A shadow fell in step with her and she glanced over at the freckled redheaded cowgirl.
Marin Godfrey had taken it upon herself to befriend Sierra first thing in homeroom yesterday. They had two classes together and lunch, so Sierra hadn’t had to sit by herself.
“Hey, Arizona. You took off fast after the last bell rang.”
“I didn’t want to miss my bus since I didn’t ride it yesterday.”
“Your bus is always in the middle. I’m jealous. All the good people ride on your bus. That’s the one everyone wants to be on.”
Sierra wondered what
Marin smiled. “You’ll see. Perverts ride on my bus. Always trying to cop a feel. And the grade school boys are the worst.”
“So the school secretary wasn’t bullshitting my dad? Everyone in high school really rides the bus home every day?”
“Not everyone, not every day. Like the jocks have practice after school. But everyone else? Pretty much.”
Bizarre. Didn’t any of these people have cars? In Arizona everyone she knew had a car and no one rode the bus. She didn’t think her school district even
buses. “What if there’s a drama club meeting or something?”

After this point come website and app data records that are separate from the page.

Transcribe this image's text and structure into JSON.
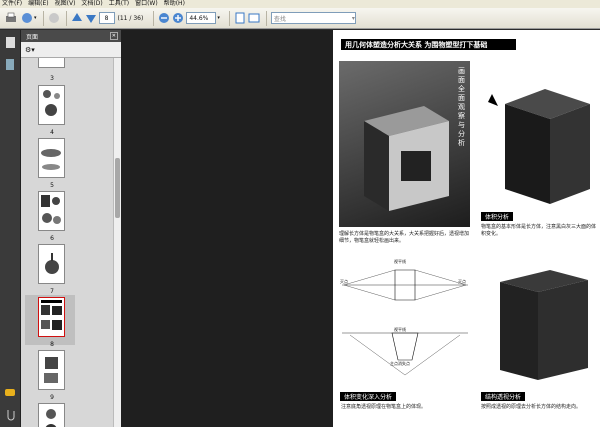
{
  "menu": [
    "文件(F)",
    "编辑(E)",
    "视图(V)",
    "文档(D)",
    "工具(T)",
    "窗口(W)",
    "帮助(H)"
  ],
  "toolbar": {
    "current_page": "8",
    "page_total": "(11 / 36)",
    "zoom": "44.6%",
    "search_placeholder": "查找"
  },
  "panel": {
    "title": "页面"
  },
  "thumbnails": [
    "3",
    "4",
    "5",
    "6",
    "7",
    "8",
    "9"
  ],
  "page": {
    "title": "用几何体塑造分析大关系 为围物塑型打下基础",
    "photo_text": "画面全面观察与分析",
    "caption1": "理解长方体是物笔盒的大关系，大关系把握好后，透视增加细节，物笔盒就轻松画出来。",
    "tag1": "体积分析",
    "caption2": "物笔盒的基本形体是长方体，注意黑白灰三大面的体积变化。",
    "tag2": "体积变化深入分析",
    "caption3": "注意底角透视原理在物笔盒上的体现。",
    "tag3": "结构透视分析",
    "caption4": "按照成透视的原理去分析长方体的结构走向。",
    "diagram_labels": {
      "top": "视平线",
      "left": "灭点",
      "right": "灭点",
      "mid": "视平线",
      "bottom": "主点消失点"
    }
  }
}
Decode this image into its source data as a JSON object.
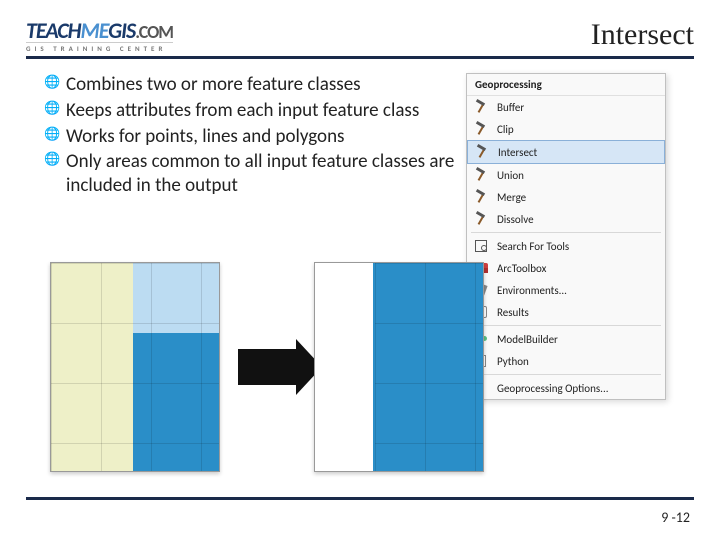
{
  "logo": {
    "part1": "TEACH",
    "part2": "ME",
    "part3": "GIS",
    "part4": ".COM",
    "sub": "GIS TRAINING CENTER"
  },
  "title": "Intersect",
  "bullets": [
    "Combines two or more feature classes",
    "Keeps attributes from each input feature class",
    "Works for points, lines and polygons",
    "Only areas common to all input feature classes are included in the output"
  ],
  "menu": {
    "header": "Geoprocessing",
    "tools": [
      "Buffer",
      "Clip",
      "Intersect",
      "Union",
      "Merge",
      "Dissolve"
    ],
    "highlighted": "Intersect",
    "search": "Search For Tools",
    "toolbox": "ArcToolbox",
    "env": "Environments...",
    "results": "Results",
    "model": "ModelBuilder",
    "python": "Python",
    "options": "Geoprocessing Options..."
  },
  "page": "9 -12"
}
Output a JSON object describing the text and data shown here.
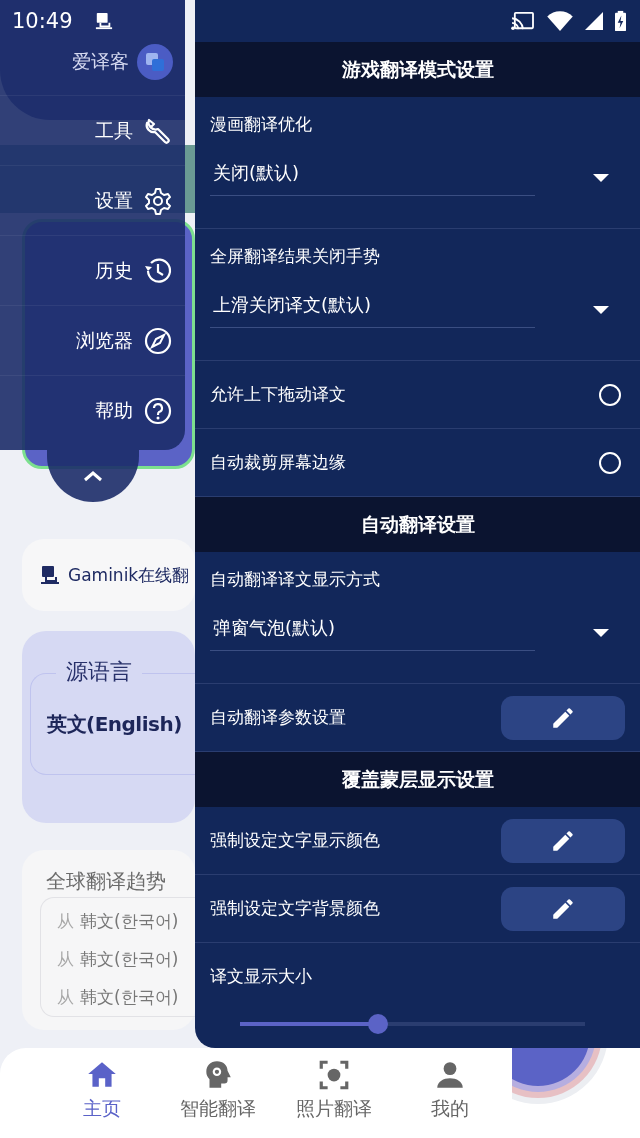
{
  "status_bar": {
    "time": "10:49"
  },
  "page": {
    "online_banner": "Gaminik在线翻",
    "source_language": {
      "label": "源语言",
      "value": "英文(English)"
    },
    "trends": {
      "title": "全球翻译趋势",
      "rows": [
        {
          "from": "从",
          "language": "韩文(한국어)"
        },
        {
          "from": "从",
          "language": "韩文(한국어)"
        },
        {
          "from": "从",
          "language": "韩文(한국어)"
        }
      ]
    }
  },
  "menu": {
    "app_name": "爱译客",
    "items": [
      {
        "label": "工具",
        "kind": "wrench"
      },
      {
        "label": "设置",
        "kind": "gear"
      },
      {
        "label": "历史",
        "kind": "history"
      },
      {
        "label": "浏览器",
        "kind": "compass"
      },
      {
        "label": "帮助",
        "kind": "help"
      }
    ]
  },
  "settings": {
    "sections": [
      {
        "title": "游戏翻译模式设置",
        "rows": [
          {
            "kind": "dropdown",
            "label": "漫画翻译优化",
            "value": "关闭(默认)"
          },
          {
            "kind": "dropdown",
            "label": "全屏翻译结果关闭手势",
            "value": "上滑关闭译文(默认)"
          },
          {
            "kind": "toggle",
            "label": "允许上下拖动译文",
            "on": false
          },
          {
            "kind": "toggle",
            "label": "自动裁剪屏幕边缘",
            "on": false
          }
        ]
      },
      {
        "title": "自动翻译设置",
        "rows": [
          {
            "kind": "dropdown",
            "label": "自动翻译译文显示方式",
            "value": "弹窗气泡(默认)"
          },
          {
            "kind": "edit",
            "label": "自动翻译参数设置"
          }
        ]
      },
      {
        "title": "覆盖蒙层显示设置",
        "rows": [
          {
            "kind": "edit",
            "label": "强制设定文字显示颜色"
          },
          {
            "kind": "edit",
            "label": "强制设定文字背景颜色"
          },
          {
            "kind": "slider",
            "label": "译文显示大小",
            "level": 0.4
          }
        ]
      }
    ]
  },
  "bottom_nav": [
    {
      "label": "主页",
      "kind": "home",
      "selected": true
    },
    {
      "label": "智能翻译",
      "kind": "brain",
      "selected": false
    },
    {
      "label": "照片翻译",
      "kind": "scan",
      "selected": false
    },
    {
      "label": "我的",
      "kind": "person",
      "selected": false
    }
  ]
}
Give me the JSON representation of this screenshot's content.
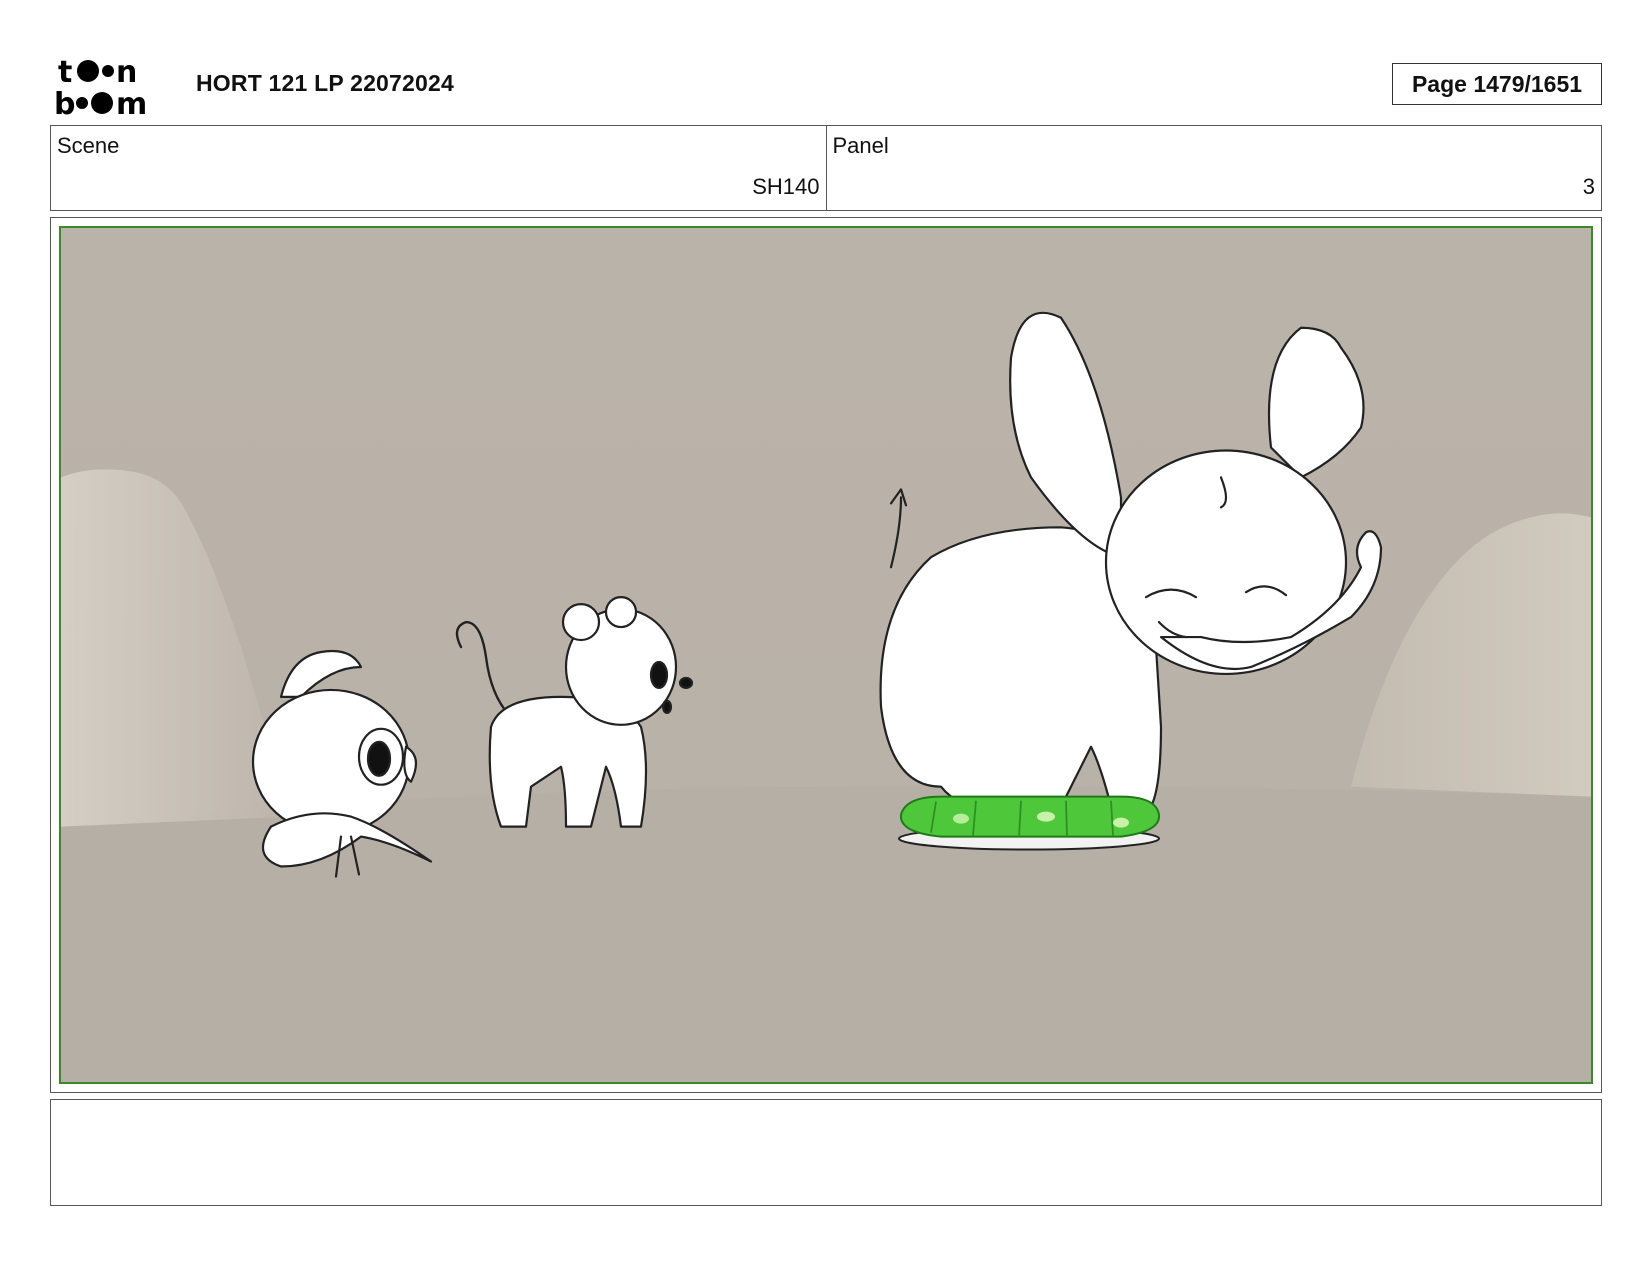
{
  "header": {
    "logo_text": "toonboom",
    "title": "HORT 121 LP 22072024",
    "page": "Page 1479/1651"
  },
  "info": {
    "scene_label": "Scene",
    "scene_value": "SH140",
    "panel_label": "Panel",
    "panel_value": "3"
  },
  "panel": {
    "frame_color": "#3a8a2a",
    "background_color": "#bbb4ab"
  },
  "notes": {
    "text": ""
  }
}
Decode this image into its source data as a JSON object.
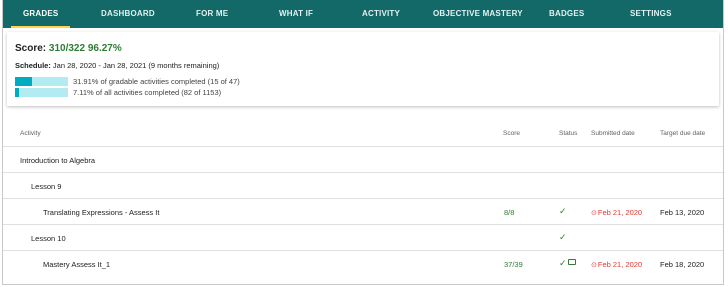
{
  "nav": {
    "tabs": [
      {
        "label": "GRADES",
        "active": true
      },
      {
        "label": "DASHBOARD",
        "active": false
      },
      {
        "label": "FOR ME",
        "active": false
      },
      {
        "label": "WHAT IF",
        "active": false
      },
      {
        "label": "ACTIVITY",
        "active": false
      },
      {
        "label": "OBJECTIVE MASTERY",
        "active": false
      },
      {
        "label": "BADGES",
        "active": false
      },
      {
        "label": "SETTINGS",
        "active": false
      }
    ]
  },
  "summary": {
    "score_label": "Score: ",
    "score_value": "310/322 96.27%",
    "schedule_label": "Schedule:",
    "schedule_value": " Jan 28, 2020 - Jan 28, 2021 (9 months remaining)",
    "progress": [
      {
        "text": "31.91% of gradable activities completed (15 of 47)",
        "fraction": 0.3191
      },
      {
        "text": "7.11% of all activities completed (82 of 1153)",
        "fraction": 0.0711
      }
    ]
  },
  "table": {
    "headers": {
      "activity": "Activity",
      "score": "Score",
      "status": "Status",
      "submitted": "Submitted date",
      "target": "Target due date"
    },
    "rows": [
      {
        "activity": "Introduction to Algebra",
        "level": 0,
        "score": "",
        "status": "",
        "submitted": "",
        "target": ""
      },
      {
        "activity": "Lesson 9",
        "level": 1,
        "score": "",
        "status": "",
        "submitted": "",
        "target": ""
      },
      {
        "activity": "Translating Expressions - Assess It",
        "level": 2,
        "score": "8/8",
        "status": "complete",
        "submitted": "Feb 21, 2020",
        "target": "Feb 13, 2020"
      },
      {
        "activity": "Lesson 10",
        "level": 1,
        "score": "",
        "status": "complete",
        "submitted": "",
        "target": ""
      },
      {
        "activity": "Mastery Assess It_1",
        "level": 2,
        "score": "37/39",
        "status": "complete-comment",
        "submitted": "Feb 21, 2020",
        "target": "Feb 18, 2020"
      }
    ]
  },
  "icons": {
    "check": "check-icon",
    "clock": "clock-icon",
    "comment": "comment-icon"
  },
  "colors": {
    "nav_bg": "#136868",
    "active_underline": "#ffd54f",
    "score_green": "#2e7d32",
    "late_red": "#e53935",
    "bar_fill": "#00acc1",
    "bar_track": "#b2ebf2"
  }
}
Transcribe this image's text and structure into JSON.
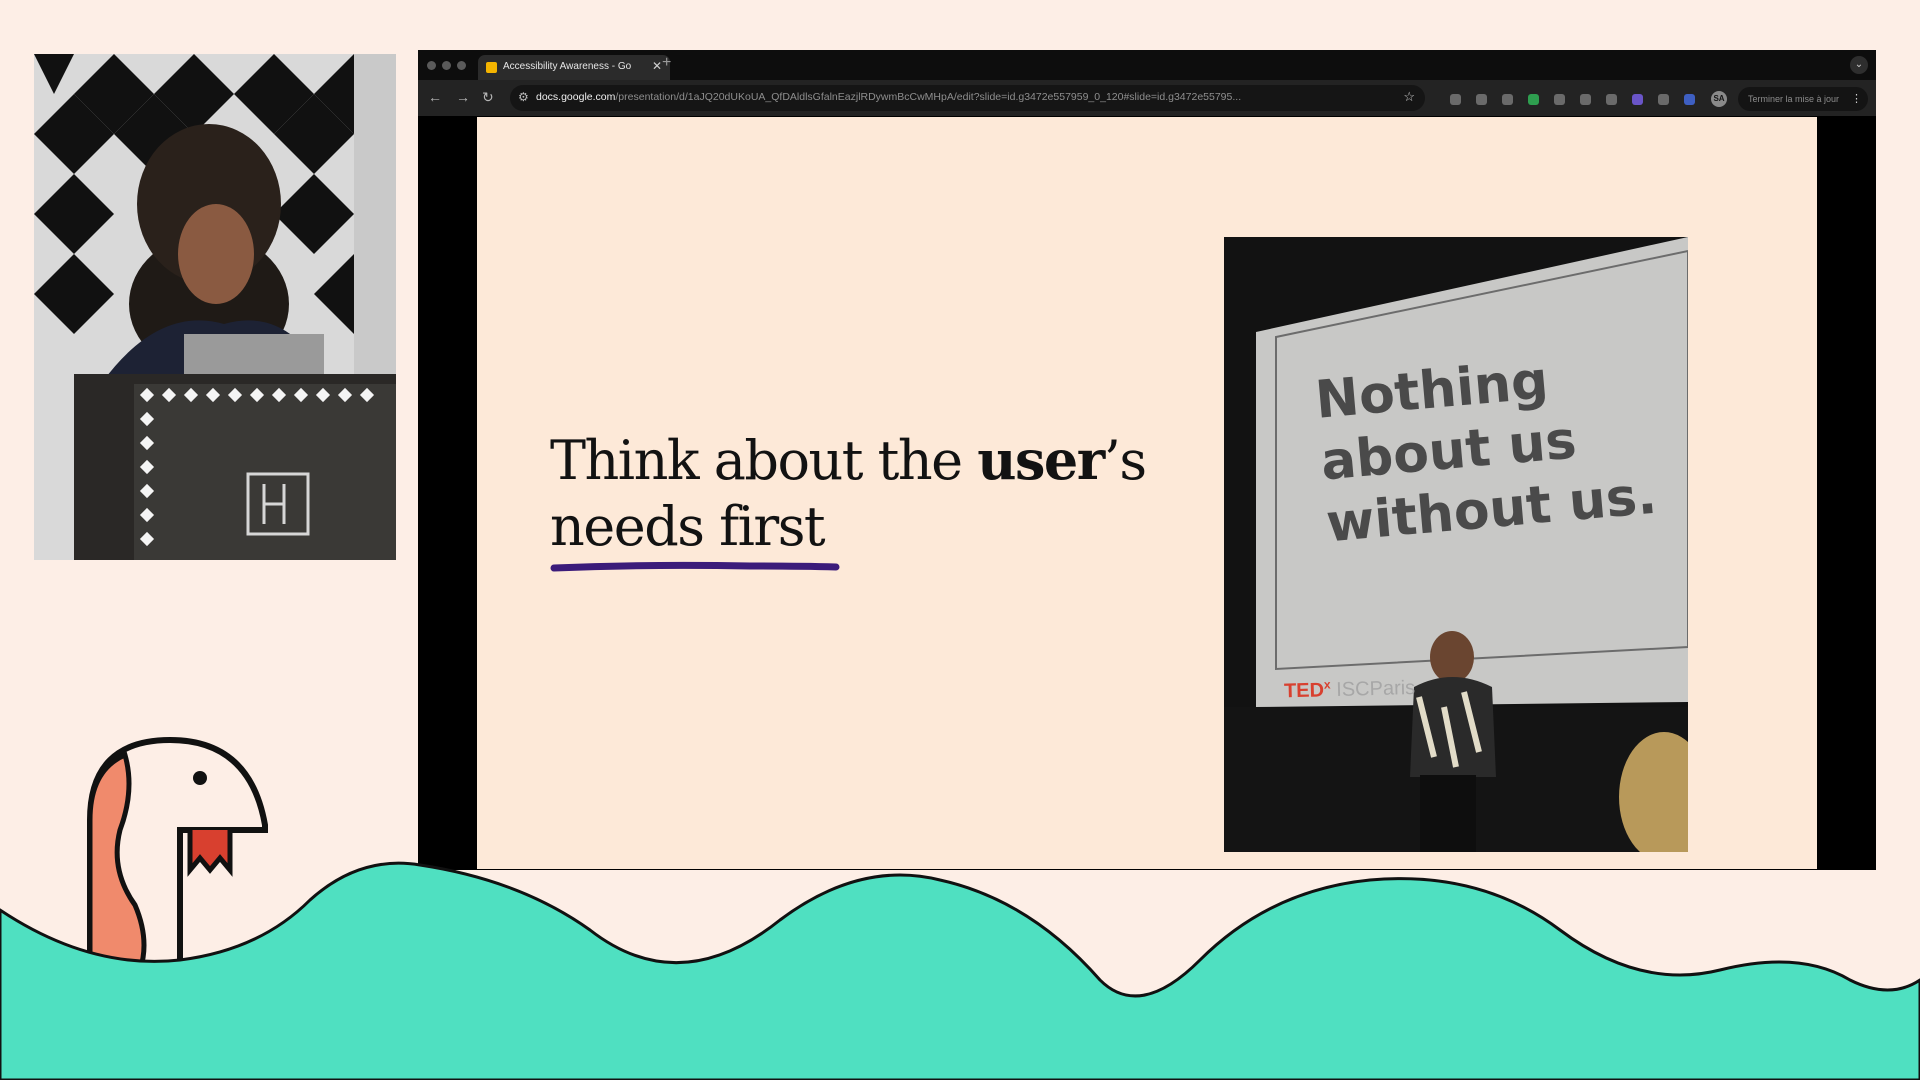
{
  "browser": {
    "tab": {
      "title": "Accessibility Awareness - Go"
    },
    "address_bar": {
      "host": "docs.google.com",
      "path": "/presentation/d/1aJQ20dUKoUA_QfDAldlsGfalnEazjlRDywmBcCwMHpA/edit?slide=id.g3472e557959_0_120#slide=id.g3472e55795..."
    },
    "update_button_label": "Terminer la mise à jour",
    "profile_initials": "SA"
  },
  "slide": {
    "heading_part1": "Think about the ",
    "heading_emphasis": "user",
    "heading_part2": "’s needs first",
    "photo": {
      "screen_text": "Nothing about us without us.",
      "logo_ted": "TED",
      "logo_x": "x",
      "logo_event": "ISCParis"
    }
  },
  "colors": {
    "page_background": "#fdeee6",
    "slide_background": "#fde9d8",
    "underline": "#3b1b7a",
    "wave": "#4fe0c1",
    "bird_accent": "#f08a6c"
  },
  "icons": [
    "back-arrow-icon",
    "forward-arrow-icon",
    "reload-icon",
    "site-info-icon",
    "star-icon",
    "menu-icon",
    "close-icon",
    "plus-icon",
    "chevron-down-icon"
  ]
}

“If there’s an activity or a club meeting, it’s held after supper, not after school, if it can be helped.”
“The school is big on parental involvement and that means scheduling stuff when adults are done with work. Most the kids who ride the bus have chores to do after school anyway.”
Chores. Such a foreign concept to her. After school let out in Arizona, she’d flopped on her bed and napped or watched TV until her dad got home from work.
“That’s why there’s no morning bus service,” Marin continued. “Gotta get them early chores done. So what’re you doing when you get home?”
“I’m sure my dad will grill me on how my second day of school went. If I made new friends. What I had for lunch. If I have homework.”
“That’s better than cleaning the chicken coop.” Marin pointed to the open door. “This one is yours. You’ve got my number. Call me later if you want.” She raced off.
Sierra reached the top step on the bus and the driver stopped her. “You’re Sierra?”
“How did you know?”
The older lady laughed. “Darlin’, I know every kid on this bus and have for years, most their parents too. So it’s nice to see a new face.”
“Oh. Which stop am I supposed to get off at?”
“Third to last stop.” Then the driver’s eyes were on the mirror, watching someone behind her. “Jimmy Dale, don’t you be messing with Liesl on the ride home, you hear me? Or I’ll make you sit up front.”
“Yes, Mrs. Craftsman.”
Sierra walked down the aisle. Little kids sat up front. A guy wearing a gray hoodie had claimed the last seat on the right. His athletic shoes hung off the end of the seat and he radiated a “back off” vibe. She chose a spot four seats up on the left.